> Dataset rows describing interfaces:
- - - - - - -
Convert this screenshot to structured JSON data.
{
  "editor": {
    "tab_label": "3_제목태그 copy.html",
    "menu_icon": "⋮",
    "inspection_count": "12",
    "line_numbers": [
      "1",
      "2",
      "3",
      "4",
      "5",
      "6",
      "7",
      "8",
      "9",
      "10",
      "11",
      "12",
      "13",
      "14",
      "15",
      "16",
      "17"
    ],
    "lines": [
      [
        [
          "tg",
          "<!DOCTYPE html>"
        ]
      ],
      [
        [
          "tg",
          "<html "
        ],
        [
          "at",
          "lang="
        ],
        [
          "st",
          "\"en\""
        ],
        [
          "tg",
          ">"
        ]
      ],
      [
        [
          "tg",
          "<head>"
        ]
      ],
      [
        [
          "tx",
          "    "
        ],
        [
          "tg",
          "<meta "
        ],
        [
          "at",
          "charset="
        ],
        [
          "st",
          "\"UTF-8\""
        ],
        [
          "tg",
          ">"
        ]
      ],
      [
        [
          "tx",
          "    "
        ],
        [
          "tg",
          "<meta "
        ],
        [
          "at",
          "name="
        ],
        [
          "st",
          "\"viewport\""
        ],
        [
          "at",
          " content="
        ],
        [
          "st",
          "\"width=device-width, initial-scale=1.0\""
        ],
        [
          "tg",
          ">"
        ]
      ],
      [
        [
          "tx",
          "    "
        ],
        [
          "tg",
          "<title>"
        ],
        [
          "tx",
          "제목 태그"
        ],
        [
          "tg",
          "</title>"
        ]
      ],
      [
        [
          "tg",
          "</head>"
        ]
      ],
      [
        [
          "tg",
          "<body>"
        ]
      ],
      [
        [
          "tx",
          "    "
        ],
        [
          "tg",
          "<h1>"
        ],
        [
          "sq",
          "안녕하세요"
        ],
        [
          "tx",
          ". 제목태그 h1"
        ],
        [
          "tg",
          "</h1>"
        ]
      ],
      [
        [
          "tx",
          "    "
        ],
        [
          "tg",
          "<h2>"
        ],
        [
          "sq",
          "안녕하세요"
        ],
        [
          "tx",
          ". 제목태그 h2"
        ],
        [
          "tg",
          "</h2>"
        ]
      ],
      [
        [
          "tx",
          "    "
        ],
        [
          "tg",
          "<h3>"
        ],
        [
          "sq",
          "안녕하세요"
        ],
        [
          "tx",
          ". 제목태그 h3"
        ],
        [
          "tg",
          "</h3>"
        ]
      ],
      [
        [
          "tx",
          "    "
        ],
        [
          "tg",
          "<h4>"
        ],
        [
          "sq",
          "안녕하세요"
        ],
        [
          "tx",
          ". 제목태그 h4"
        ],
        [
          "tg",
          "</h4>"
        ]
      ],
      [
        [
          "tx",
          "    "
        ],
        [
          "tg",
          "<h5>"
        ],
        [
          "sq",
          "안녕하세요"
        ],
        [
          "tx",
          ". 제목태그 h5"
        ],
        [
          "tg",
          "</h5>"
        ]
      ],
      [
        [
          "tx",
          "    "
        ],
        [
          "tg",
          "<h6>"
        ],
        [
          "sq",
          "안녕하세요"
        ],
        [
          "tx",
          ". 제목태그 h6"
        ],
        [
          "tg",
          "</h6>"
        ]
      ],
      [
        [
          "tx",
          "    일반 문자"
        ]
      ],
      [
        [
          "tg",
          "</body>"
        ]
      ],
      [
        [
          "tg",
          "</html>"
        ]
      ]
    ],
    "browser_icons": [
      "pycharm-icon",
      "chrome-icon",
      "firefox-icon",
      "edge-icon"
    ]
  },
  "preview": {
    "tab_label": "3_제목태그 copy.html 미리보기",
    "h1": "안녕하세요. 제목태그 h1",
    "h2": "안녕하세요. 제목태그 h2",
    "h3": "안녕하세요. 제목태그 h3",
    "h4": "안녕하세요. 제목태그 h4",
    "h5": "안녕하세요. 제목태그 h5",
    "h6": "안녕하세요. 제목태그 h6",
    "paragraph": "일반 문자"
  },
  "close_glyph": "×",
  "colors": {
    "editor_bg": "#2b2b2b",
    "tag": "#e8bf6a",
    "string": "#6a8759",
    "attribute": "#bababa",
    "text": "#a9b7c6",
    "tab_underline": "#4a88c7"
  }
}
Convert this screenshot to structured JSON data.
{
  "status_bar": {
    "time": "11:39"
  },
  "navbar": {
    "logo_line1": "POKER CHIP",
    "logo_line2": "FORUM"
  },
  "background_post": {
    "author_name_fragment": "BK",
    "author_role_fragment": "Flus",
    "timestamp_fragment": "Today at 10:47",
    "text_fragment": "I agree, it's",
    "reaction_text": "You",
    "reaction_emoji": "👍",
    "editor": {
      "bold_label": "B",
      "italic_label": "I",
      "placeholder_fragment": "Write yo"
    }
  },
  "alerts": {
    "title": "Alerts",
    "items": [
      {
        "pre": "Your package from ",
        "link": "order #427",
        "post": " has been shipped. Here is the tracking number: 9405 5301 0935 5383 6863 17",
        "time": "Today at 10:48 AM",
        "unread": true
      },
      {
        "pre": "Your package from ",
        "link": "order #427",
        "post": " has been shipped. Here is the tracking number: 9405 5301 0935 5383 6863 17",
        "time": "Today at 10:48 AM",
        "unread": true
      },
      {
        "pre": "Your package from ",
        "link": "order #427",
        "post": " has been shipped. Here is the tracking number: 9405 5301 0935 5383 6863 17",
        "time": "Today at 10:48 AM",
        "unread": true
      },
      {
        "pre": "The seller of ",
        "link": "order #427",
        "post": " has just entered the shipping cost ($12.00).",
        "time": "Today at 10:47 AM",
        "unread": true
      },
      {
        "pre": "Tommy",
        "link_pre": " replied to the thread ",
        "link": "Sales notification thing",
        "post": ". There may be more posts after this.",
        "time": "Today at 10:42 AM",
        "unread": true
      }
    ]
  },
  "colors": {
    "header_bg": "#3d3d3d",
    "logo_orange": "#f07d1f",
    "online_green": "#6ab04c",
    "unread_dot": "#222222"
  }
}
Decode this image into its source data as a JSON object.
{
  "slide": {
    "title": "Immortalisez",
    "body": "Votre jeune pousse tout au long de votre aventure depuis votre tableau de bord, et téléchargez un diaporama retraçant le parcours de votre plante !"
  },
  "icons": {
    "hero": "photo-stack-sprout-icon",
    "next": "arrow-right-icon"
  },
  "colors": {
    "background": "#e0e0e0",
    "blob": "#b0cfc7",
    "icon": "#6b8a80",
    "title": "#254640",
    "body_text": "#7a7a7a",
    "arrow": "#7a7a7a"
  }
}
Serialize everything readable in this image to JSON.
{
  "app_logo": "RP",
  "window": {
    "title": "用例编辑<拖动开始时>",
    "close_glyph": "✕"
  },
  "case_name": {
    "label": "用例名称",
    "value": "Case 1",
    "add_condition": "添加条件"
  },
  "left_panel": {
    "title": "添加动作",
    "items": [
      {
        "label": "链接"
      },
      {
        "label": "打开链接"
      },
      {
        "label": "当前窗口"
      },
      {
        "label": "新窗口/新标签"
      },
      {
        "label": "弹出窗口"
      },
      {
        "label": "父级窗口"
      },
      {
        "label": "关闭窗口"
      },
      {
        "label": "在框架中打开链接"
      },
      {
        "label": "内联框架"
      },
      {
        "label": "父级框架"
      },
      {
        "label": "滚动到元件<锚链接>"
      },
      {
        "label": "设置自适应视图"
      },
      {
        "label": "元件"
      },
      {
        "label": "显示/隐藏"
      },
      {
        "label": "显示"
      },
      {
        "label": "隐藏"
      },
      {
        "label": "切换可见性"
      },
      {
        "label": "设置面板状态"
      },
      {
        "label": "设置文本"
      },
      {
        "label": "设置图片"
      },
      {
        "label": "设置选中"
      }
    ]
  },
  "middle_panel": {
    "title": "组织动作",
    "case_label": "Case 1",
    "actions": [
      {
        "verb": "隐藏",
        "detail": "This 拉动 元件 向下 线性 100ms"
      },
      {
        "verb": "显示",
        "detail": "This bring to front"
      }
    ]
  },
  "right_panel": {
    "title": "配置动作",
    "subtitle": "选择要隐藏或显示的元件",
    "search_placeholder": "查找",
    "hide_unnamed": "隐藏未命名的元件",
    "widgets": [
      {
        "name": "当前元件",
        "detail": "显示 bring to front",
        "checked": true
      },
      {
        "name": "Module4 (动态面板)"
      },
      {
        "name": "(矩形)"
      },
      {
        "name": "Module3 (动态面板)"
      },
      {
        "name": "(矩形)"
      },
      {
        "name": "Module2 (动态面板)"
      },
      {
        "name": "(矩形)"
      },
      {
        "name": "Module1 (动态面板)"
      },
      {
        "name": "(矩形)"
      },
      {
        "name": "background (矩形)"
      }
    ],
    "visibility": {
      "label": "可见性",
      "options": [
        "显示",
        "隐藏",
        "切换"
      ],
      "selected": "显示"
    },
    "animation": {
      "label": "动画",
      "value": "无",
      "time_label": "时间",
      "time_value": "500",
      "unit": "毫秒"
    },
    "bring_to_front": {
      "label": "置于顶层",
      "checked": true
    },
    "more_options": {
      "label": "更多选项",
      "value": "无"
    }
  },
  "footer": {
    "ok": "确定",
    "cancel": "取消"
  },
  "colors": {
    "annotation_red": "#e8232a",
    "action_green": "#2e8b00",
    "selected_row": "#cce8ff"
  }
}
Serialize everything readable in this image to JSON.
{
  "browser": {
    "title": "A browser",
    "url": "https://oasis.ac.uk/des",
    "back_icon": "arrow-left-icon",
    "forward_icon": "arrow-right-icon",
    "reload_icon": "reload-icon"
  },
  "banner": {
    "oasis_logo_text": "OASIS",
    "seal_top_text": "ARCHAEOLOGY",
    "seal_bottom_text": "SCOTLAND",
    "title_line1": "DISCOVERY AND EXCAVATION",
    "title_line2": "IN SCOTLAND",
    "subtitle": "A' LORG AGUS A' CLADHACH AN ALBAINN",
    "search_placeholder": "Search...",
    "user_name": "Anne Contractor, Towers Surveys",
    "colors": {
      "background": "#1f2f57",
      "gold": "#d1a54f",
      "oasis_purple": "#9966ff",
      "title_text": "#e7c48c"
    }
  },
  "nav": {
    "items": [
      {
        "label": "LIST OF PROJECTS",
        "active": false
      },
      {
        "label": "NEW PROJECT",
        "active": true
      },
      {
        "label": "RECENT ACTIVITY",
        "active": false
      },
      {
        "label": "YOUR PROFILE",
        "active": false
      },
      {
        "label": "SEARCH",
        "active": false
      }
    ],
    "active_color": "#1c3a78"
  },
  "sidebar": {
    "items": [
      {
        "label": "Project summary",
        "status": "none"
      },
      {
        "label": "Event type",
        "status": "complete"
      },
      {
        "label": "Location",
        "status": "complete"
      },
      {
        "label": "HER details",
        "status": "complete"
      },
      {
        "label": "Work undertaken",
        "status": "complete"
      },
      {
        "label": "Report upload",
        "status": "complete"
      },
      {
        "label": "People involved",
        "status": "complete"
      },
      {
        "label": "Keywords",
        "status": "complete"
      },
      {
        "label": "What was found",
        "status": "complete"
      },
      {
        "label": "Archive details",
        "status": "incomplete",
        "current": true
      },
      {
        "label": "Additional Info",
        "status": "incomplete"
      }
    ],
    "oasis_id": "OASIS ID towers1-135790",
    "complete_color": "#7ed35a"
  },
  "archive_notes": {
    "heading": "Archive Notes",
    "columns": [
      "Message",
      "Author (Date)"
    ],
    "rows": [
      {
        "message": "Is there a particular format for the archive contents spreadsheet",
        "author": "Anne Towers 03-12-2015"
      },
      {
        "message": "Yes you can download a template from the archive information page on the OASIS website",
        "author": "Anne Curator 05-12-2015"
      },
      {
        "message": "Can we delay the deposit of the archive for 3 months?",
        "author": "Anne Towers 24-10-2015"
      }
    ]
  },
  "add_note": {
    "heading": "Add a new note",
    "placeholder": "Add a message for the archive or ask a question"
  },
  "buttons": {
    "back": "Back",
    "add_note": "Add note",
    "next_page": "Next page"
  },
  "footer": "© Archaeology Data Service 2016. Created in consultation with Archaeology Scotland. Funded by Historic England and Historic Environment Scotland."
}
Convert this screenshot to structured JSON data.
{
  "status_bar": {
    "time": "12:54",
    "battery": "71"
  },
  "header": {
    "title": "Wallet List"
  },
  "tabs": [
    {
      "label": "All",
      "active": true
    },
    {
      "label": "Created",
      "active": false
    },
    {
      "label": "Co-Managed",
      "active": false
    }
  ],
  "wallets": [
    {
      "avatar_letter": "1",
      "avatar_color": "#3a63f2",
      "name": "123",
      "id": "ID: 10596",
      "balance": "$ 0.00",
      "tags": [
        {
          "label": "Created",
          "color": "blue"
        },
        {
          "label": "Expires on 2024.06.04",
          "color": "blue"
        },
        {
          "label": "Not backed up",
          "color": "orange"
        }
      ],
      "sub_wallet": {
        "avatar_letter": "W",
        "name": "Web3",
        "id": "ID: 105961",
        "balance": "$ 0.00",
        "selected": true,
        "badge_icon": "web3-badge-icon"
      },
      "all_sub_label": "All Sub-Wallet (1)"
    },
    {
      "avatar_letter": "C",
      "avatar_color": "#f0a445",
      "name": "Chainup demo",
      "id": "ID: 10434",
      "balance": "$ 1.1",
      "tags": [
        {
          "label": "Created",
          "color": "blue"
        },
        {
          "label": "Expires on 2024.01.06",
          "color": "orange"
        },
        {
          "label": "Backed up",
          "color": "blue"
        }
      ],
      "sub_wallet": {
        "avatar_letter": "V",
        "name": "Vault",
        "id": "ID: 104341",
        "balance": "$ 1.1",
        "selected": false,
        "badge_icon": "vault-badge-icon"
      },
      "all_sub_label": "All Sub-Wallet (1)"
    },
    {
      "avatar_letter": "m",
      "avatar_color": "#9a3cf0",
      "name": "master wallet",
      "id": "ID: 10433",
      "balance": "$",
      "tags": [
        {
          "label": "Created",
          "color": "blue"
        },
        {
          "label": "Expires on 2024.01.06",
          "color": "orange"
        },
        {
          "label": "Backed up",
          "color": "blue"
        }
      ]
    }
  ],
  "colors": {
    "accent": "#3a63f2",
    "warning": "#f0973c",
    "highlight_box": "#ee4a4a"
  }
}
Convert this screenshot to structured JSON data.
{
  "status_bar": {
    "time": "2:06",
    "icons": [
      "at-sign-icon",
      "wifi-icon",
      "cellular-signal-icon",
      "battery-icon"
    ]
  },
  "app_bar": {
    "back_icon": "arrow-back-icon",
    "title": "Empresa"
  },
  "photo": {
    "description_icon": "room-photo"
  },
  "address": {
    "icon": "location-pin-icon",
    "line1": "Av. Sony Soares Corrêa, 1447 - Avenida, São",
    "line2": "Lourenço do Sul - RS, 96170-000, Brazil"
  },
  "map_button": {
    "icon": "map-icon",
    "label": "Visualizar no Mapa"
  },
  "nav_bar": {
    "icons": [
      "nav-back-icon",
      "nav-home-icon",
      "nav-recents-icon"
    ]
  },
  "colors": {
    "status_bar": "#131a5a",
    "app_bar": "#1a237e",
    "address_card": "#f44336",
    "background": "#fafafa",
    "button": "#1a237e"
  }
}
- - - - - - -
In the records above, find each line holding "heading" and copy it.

    "heading": "Archive Notes",
    "heading": "Add a new note",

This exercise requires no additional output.